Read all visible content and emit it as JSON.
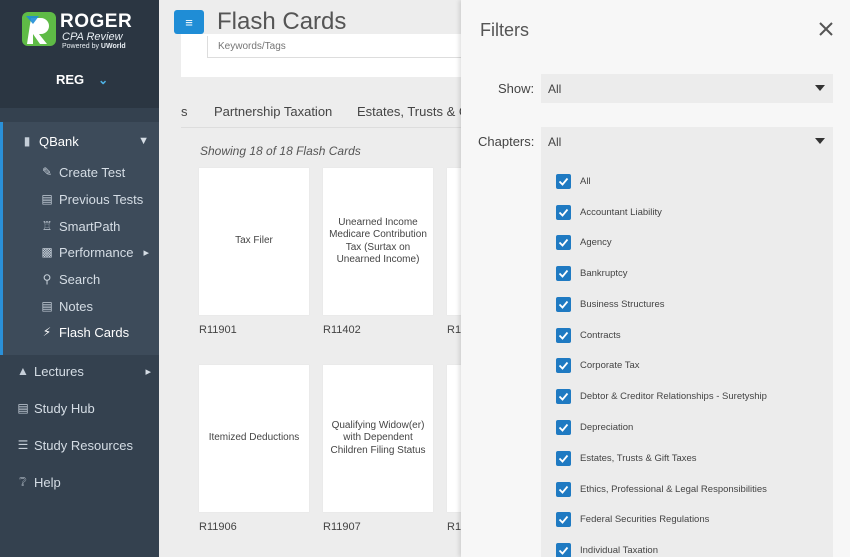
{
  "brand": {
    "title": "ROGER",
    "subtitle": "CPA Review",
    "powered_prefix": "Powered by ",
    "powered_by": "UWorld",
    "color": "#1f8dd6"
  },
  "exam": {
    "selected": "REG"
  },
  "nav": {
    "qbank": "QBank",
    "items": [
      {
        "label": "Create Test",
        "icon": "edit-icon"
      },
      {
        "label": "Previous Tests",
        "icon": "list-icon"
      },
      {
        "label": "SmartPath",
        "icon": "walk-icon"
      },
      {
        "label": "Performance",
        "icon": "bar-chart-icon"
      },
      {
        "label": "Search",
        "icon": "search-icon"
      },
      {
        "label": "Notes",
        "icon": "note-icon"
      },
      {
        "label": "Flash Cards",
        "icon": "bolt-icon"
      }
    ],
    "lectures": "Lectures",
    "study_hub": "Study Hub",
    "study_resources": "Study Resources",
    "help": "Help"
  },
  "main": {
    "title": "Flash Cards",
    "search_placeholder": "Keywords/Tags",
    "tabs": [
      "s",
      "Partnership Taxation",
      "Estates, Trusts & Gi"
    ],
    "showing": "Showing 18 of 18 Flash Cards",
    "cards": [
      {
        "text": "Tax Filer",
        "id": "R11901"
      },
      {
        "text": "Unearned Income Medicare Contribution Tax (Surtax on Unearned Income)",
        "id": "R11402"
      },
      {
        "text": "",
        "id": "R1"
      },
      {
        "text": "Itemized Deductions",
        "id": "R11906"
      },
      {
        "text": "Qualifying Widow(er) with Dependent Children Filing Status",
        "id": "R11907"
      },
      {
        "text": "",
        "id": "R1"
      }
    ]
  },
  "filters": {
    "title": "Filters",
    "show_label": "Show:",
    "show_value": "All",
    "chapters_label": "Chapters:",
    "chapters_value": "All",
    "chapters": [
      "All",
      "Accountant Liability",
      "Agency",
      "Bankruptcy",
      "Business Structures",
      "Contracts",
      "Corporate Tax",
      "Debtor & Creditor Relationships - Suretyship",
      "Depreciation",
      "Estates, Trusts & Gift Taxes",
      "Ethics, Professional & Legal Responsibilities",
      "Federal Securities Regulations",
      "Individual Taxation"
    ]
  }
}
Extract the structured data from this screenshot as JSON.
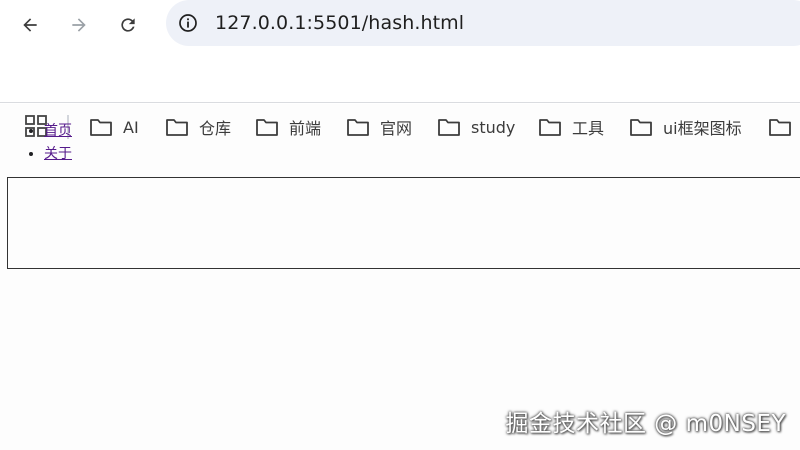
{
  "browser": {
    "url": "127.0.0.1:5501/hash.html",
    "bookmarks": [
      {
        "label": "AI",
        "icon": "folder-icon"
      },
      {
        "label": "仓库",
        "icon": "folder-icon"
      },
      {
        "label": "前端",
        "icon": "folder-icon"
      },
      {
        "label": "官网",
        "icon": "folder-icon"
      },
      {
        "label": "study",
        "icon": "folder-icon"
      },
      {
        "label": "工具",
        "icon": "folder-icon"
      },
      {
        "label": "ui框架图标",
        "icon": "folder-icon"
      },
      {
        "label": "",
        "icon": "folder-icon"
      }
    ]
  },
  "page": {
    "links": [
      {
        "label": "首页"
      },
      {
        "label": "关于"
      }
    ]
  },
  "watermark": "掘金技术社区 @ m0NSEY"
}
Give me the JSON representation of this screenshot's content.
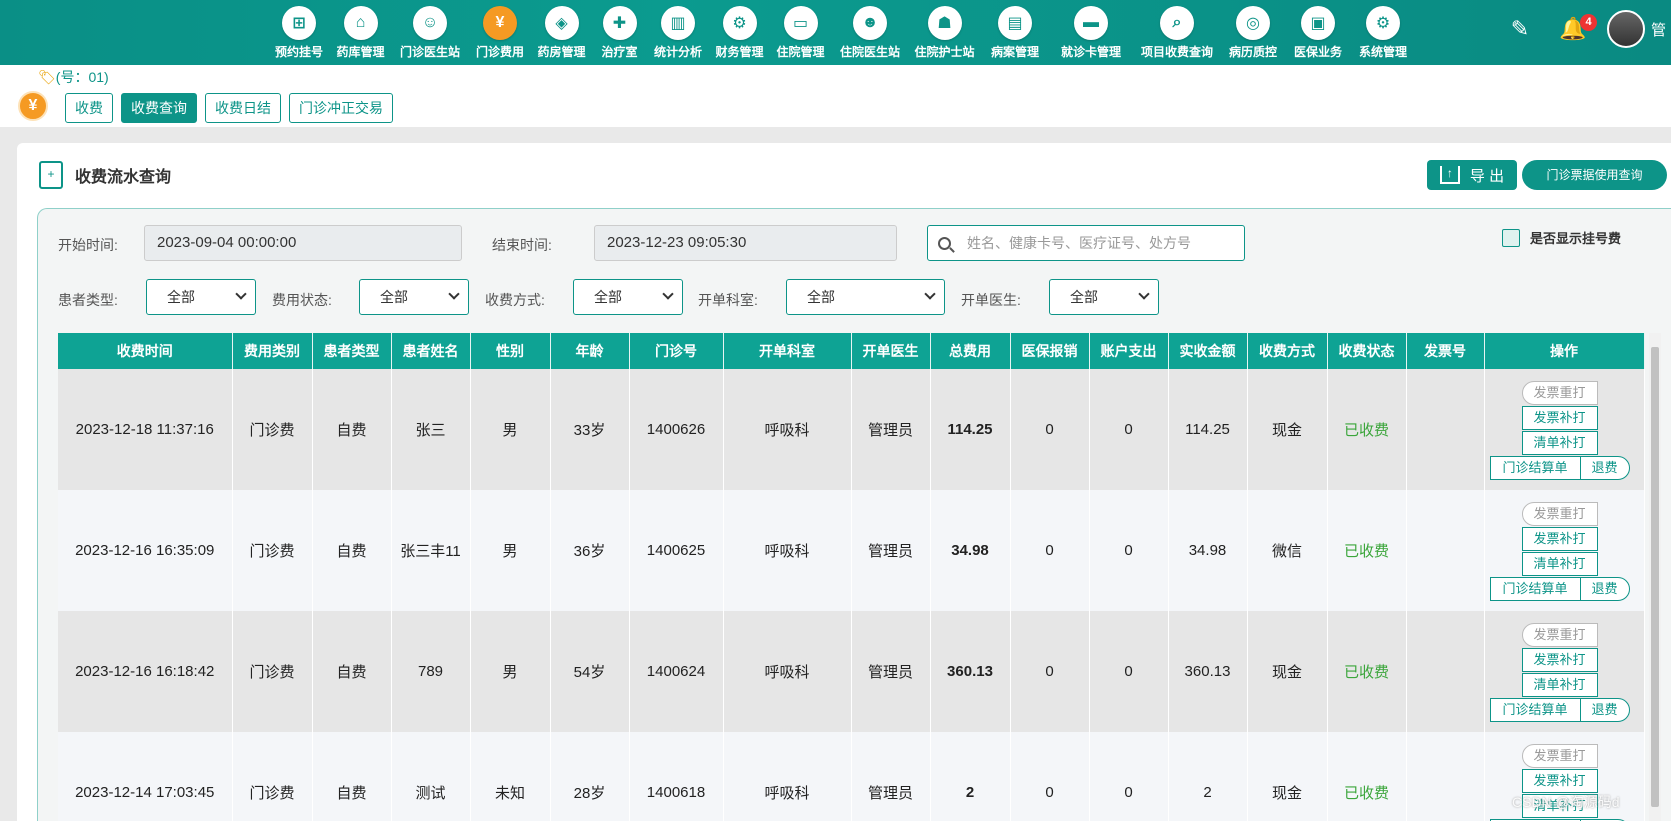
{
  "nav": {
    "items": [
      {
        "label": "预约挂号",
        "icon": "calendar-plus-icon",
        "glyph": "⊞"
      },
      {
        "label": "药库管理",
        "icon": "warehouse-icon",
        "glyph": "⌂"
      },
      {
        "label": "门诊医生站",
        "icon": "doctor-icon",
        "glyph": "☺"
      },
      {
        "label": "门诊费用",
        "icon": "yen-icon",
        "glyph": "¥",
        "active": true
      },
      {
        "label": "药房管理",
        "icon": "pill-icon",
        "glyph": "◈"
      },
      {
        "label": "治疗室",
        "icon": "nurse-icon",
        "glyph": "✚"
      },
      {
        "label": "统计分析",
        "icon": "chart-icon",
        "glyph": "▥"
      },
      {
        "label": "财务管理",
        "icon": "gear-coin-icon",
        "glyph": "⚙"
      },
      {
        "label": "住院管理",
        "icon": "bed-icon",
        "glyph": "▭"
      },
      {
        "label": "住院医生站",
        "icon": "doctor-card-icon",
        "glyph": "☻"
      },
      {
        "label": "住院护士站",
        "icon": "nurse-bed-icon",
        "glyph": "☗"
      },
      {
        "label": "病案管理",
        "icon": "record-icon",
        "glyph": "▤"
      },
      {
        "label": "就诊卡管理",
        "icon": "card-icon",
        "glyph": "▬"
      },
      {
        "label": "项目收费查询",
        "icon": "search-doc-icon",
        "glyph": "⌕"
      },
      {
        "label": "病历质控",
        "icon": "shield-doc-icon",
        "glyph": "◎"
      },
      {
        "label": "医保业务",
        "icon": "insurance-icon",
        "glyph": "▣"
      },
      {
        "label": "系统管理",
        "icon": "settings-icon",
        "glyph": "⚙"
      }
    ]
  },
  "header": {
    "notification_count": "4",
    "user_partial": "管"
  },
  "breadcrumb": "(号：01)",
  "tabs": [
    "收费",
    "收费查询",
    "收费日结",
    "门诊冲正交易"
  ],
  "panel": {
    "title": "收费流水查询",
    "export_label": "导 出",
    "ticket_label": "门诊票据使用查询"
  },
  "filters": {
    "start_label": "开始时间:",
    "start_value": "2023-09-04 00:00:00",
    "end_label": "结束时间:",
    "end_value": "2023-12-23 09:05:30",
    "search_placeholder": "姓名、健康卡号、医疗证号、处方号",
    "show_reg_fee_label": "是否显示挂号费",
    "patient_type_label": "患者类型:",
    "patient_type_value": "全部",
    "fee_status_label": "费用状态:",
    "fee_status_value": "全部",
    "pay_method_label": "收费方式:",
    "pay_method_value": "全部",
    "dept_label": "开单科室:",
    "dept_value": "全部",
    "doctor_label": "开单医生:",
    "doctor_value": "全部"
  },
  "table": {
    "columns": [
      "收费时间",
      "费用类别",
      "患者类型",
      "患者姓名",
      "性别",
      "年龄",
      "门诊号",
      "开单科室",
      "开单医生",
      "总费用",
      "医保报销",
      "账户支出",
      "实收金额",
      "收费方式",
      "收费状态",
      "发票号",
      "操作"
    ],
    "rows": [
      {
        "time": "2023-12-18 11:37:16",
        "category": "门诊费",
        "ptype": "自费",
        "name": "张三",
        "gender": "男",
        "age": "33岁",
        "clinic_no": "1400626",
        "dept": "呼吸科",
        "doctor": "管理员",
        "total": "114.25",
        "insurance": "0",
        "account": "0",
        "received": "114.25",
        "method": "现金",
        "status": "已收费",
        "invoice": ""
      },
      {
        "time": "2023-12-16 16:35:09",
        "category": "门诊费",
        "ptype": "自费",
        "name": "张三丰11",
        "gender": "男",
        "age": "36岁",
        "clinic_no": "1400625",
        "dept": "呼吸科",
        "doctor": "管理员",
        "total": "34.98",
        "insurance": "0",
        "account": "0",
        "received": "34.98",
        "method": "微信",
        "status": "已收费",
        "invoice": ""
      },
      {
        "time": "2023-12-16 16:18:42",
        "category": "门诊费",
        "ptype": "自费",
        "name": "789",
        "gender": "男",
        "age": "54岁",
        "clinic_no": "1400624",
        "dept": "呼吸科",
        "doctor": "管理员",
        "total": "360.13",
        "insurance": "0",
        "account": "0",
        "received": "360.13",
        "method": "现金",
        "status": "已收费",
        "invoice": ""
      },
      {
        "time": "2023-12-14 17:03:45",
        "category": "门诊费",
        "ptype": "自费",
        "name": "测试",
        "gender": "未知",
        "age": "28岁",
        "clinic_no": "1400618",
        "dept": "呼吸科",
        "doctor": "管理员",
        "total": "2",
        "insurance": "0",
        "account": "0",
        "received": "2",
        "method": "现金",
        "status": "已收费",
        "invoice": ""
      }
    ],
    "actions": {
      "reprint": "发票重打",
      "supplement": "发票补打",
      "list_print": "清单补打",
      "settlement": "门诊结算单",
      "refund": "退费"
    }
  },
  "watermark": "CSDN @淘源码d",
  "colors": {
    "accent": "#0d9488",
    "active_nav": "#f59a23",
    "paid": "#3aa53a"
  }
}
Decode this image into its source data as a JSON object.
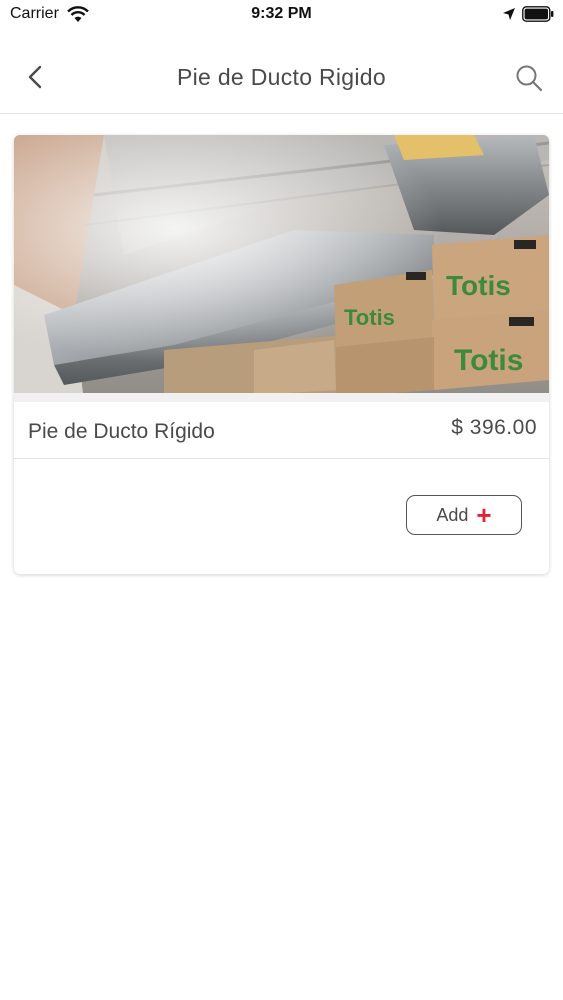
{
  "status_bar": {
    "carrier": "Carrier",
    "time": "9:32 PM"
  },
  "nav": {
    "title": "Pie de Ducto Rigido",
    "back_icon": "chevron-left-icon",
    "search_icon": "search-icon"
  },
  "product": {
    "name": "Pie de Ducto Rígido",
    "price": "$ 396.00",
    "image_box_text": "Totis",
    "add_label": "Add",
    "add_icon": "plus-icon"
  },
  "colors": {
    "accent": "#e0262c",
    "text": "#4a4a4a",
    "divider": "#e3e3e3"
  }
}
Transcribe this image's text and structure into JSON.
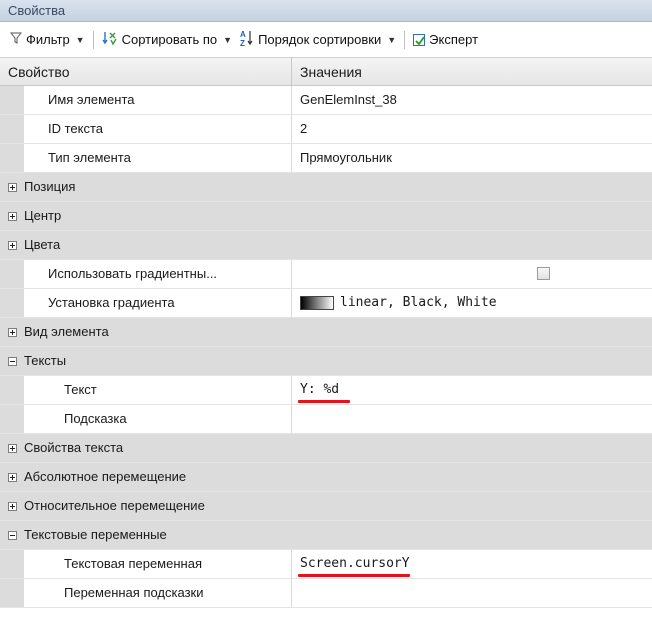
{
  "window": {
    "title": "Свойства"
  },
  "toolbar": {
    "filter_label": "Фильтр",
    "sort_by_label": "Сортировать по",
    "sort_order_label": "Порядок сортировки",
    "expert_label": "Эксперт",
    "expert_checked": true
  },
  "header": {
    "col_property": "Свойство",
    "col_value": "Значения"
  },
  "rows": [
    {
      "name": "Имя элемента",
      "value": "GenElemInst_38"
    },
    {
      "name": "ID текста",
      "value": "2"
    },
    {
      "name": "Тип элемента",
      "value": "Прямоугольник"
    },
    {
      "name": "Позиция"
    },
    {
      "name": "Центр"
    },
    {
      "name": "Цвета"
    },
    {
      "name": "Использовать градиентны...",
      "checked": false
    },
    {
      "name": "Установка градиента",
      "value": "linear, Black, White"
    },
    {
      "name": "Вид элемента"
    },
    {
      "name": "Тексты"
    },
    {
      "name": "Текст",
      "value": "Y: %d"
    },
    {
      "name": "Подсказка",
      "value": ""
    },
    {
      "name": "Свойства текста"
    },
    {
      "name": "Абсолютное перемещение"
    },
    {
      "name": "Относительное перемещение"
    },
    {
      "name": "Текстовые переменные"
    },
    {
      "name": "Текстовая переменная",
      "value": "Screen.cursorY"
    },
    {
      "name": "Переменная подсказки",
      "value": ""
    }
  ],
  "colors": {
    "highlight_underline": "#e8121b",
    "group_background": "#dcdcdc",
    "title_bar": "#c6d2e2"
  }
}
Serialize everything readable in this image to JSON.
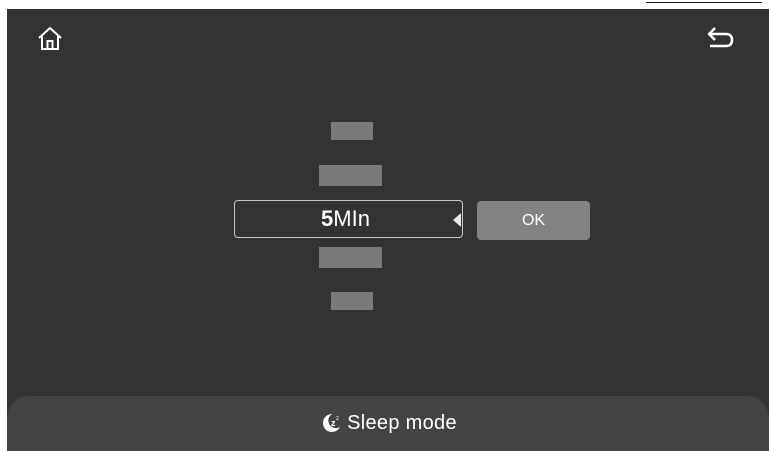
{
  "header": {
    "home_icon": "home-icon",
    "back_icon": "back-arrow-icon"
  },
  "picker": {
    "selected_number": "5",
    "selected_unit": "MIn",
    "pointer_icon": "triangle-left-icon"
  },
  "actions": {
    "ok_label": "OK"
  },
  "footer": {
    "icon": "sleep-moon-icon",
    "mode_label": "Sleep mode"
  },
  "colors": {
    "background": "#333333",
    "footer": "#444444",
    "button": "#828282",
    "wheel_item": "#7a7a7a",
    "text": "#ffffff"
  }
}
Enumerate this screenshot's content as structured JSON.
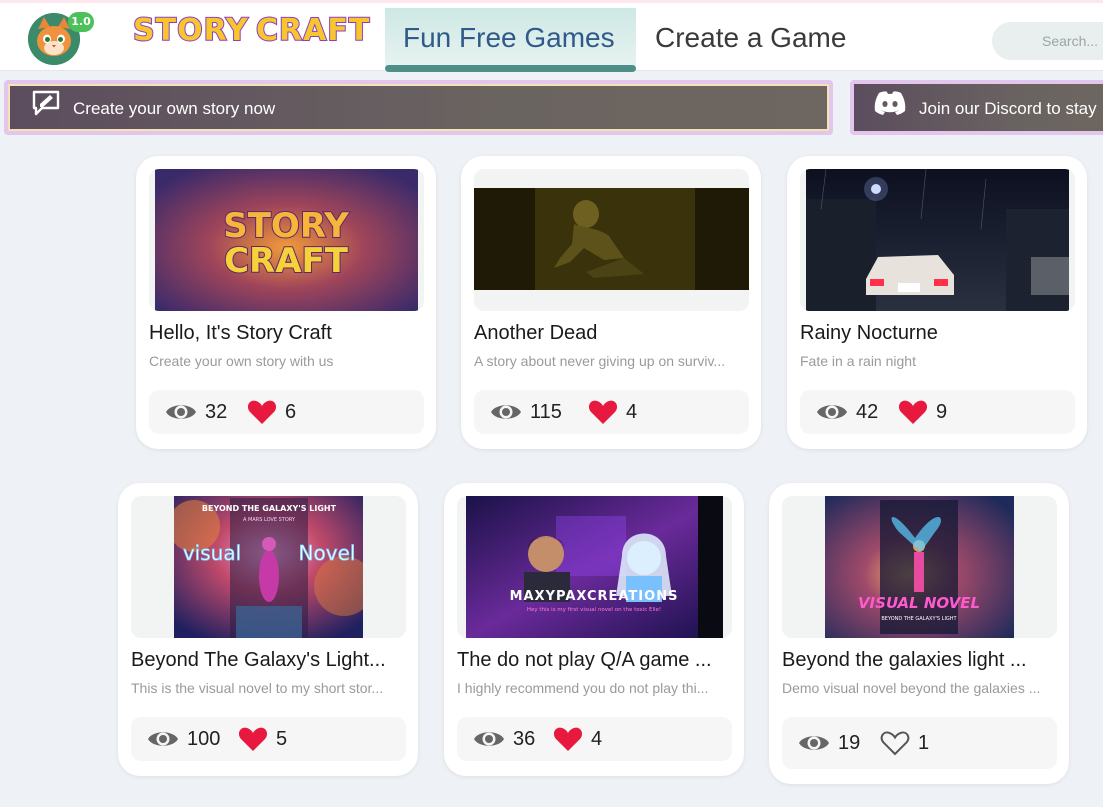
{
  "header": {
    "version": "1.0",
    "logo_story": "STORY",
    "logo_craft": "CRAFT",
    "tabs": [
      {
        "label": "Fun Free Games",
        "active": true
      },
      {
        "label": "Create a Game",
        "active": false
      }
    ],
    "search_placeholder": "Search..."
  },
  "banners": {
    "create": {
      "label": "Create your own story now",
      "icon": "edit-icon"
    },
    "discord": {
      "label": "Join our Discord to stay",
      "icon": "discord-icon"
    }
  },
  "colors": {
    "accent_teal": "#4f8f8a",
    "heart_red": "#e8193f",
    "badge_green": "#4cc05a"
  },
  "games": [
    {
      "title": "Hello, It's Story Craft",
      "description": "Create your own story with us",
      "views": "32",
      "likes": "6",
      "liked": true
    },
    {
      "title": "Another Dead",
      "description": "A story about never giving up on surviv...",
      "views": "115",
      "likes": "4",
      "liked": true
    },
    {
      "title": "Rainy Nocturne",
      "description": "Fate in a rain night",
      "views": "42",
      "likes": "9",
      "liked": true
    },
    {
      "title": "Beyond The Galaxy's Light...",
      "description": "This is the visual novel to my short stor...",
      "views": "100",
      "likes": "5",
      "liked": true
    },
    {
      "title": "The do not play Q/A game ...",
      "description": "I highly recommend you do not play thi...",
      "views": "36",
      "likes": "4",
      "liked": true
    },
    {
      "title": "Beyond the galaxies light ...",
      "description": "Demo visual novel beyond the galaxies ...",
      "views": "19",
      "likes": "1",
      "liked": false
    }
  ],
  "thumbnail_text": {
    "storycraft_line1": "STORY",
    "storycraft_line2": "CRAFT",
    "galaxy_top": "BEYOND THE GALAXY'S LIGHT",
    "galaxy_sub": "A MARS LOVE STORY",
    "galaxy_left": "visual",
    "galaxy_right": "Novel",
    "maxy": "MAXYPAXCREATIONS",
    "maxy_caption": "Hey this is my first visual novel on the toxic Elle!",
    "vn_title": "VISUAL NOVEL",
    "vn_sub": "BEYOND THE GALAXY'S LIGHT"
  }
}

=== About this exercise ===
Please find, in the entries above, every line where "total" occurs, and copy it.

=== Answer to the problem ===
        "total": "114.25",
        "total": "34.98",
        "total": "360.13",
        "total": "2",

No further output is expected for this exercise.